**Problem requirements**
The whole listing, repeated exactly, is what this task asks for.

-------- Records supplied --------

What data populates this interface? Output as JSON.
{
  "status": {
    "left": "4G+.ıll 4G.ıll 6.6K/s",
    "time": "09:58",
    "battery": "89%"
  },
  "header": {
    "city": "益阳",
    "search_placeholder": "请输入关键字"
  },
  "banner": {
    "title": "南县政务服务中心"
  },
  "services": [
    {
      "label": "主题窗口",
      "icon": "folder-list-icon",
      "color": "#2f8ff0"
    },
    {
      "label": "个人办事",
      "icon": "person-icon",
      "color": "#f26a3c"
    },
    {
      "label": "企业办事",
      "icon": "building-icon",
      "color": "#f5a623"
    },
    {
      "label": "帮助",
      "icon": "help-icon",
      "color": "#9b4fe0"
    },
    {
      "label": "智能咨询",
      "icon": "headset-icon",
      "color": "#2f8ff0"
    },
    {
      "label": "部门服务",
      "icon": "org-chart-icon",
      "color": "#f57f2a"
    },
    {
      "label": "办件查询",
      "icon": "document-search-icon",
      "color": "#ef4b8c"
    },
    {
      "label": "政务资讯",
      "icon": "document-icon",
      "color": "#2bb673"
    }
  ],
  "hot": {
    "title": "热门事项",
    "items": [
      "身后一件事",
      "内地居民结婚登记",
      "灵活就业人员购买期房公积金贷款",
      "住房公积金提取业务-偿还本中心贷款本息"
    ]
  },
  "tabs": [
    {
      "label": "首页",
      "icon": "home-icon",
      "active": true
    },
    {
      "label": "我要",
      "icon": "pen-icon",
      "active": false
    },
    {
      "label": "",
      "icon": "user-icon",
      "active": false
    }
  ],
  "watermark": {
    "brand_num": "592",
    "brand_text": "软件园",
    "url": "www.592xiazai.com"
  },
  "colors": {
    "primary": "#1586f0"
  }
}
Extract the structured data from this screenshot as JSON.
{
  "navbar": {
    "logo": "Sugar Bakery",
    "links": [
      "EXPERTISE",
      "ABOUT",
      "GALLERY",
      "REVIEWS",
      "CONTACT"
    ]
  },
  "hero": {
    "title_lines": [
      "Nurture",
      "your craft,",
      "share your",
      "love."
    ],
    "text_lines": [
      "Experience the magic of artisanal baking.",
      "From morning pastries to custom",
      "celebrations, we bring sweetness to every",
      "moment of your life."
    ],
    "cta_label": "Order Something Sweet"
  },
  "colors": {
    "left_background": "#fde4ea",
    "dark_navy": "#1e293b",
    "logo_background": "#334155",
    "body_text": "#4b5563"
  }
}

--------

**Response box**
What data populates this interface? Output as JSON.
{
  "status": {
    "left": "4G+.ıll 4G.ıll 6.6K/s",
    "time": "09:58",
    "battery": "89%"
  },
  "header": {
    "city": "益阳",
    "search_placeholder": "请输入关键字"
  },
  "banner": {
    "title": "南县政务服务中心"
  },
  "services": [
    {
      "label": "主题窗口",
      "icon": "folder-list-icon",
      "color": "#2f8ff0"
    },
    {
      "label": "个人办事",
      "icon": "person-icon",
      "color": "#f26a3c"
    },
    {
      "label": "企业办事",
      "icon": "building-icon",
      "color": "#f5a623"
    },
    {
      "label": "帮助",
      "icon": "help-icon",
      "color": "#9b4fe0"
    },
    {
      "label": "智能咨询",
      "icon": "headset-icon",
      "color": "#2f8ff0"
    },
    {
      "label": "部门服务",
      "icon": "org-chart-icon",
      "color": "#f57f2a"
    },
    {
      "label": "办件查询",
      "icon": "document-search-icon",
      "color": "#ef4b8c"
    },
    {
      "label": "政务资讯",
      "icon": "document-icon",
      "color": "#2bb673"
    }
  ],
  "hot": {
    "title": "热门事项",
    "items": [
      "身后一件事",
      "内地居民结婚登记",
      "灵活就业人员购买期房公积金贷款",
      "住房公积金提取业务-偿还本中心贷款本息"
    ]
  },
  "tabs": [
    {
      "label": "首页",
      "icon": "home-icon",
      "active": true
    },
    {
      "label": "我要",
      "icon": "pen-icon",
      "active": false
    },
    {
      "label": "",
      "icon": "user-icon",
      "active": false
    }
  ],
  "watermark": {
    "brand_num": "592",
    "brand_text": "软件园",
    "url": "www.592xiazai.com"
  },
  "colors": {
    "primary": "#1586f0"
  }
}
Extract the structured data from this screenshot as JSON.
{
  "navbar": {
    "logo": "Sugar Bakery",
    "links": [
      "EXPERTISE",
      "ABOUT",
      "GALLERY",
      "REVIEWS",
      "CONTACT"
    ]
  },
  "hero": {
    "title_lines": [
      "Nurture",
      "your craft,",
      "share your",
      "love."
    ],
    "text_lines": [
      "Experience the magic of artisanal baking.",
      "From morning pastries to custom",
      "celebrations, we bring sweetness to every",
      "moment of your life."
    ],
    "cta_label": "Order Something Sweet"
  },
  "colors": {
    "left_background": "#fde4ea",
    "dark_navy": "#1e293b",
    "logo_background": "#334155",
    "body_text": "#4b5563"
  }
}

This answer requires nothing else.